Concerns About the Adequacy of Border Infrastructure
NSIAD-91-228: Published: May 16, 1991. Publicly Released: Jun 14, 1991.
- Full Report:
Pursuant to a congressional request, GAO provided information on the U.S.-Mexico border infrastructure capacity and trade initiatives between the two countries, focusing on: (1) the process for planning and expanding border inspection facilities; (2) U.S. and Mexican efforts to expedite processing of border commercial traffic; (3) staffing patterns of U.S. agencies involved in inspections along the border; (4) road and highway infrastructure needs at certain major entry ports; and (5) transborder access for commercial trucks.

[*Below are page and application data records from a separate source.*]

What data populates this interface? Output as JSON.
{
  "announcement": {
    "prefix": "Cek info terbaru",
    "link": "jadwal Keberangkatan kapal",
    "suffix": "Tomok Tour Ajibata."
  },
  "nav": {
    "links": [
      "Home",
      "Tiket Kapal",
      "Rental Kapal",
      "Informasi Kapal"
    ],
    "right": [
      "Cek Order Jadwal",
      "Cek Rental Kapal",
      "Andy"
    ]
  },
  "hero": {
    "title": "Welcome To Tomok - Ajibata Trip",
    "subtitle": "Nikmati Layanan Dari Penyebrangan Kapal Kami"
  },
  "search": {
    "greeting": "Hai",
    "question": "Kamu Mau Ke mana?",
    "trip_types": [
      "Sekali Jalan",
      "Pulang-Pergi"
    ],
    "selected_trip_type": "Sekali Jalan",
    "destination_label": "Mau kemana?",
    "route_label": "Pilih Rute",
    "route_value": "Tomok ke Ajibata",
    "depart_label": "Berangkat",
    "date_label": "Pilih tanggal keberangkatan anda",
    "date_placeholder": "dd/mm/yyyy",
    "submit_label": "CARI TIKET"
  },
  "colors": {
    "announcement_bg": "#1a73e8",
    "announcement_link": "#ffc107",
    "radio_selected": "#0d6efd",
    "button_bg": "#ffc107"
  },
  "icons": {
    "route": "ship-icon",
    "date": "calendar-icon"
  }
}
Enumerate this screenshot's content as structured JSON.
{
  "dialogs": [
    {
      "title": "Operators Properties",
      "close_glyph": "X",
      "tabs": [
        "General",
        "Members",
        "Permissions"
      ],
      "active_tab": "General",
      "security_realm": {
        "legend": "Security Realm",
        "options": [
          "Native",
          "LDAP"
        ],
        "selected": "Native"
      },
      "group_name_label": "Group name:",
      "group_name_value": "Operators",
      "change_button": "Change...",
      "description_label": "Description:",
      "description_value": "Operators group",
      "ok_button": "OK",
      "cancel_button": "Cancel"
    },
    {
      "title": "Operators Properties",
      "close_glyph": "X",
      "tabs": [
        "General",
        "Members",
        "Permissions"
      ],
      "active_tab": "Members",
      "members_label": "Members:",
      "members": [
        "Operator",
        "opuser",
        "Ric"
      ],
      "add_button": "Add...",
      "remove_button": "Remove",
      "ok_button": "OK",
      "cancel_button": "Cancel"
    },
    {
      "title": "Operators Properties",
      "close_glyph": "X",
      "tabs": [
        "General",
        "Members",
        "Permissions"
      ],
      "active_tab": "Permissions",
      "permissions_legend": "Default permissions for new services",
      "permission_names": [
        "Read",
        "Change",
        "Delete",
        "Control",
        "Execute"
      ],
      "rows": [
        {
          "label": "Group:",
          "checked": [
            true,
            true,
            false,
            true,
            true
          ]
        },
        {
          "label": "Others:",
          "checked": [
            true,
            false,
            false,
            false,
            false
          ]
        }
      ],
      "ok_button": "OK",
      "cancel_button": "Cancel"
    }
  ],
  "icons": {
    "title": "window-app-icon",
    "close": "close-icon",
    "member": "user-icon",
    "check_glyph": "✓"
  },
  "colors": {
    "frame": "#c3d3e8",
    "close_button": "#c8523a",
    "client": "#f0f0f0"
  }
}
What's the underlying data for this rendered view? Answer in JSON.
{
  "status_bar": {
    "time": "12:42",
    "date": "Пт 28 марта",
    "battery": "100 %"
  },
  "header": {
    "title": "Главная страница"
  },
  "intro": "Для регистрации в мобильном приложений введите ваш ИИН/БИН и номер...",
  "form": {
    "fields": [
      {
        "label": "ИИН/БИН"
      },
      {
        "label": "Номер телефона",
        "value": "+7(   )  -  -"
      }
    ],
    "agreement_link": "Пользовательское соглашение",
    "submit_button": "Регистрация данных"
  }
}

GAO found that: (1) existing U.S. and Mexican border facilities did not adequately accommodate the flow of commercial traffic; (2) U.S. and Mexican Customs introduced new automated and simplified procedures to speed the flow of commercial traffic, but traffic congestion and delays continued; (3) U.S. inspection agencies along the southwest border lacked adequate staffing levels to handle the existing traffic; (4) Mexico's transportation infrastructure did not adequately accommodate the increased trade of recent years, and budgetary problems limited its infrastructure projects; (5) U.S. officials were concerned about the anticipated budgetary burden of maintaining and upgrading state roads along the border; and (6) reciprocal access for commercial motor carriers remained a major obstacle to normalizing transborder commercial traffic between the United States and Mexico.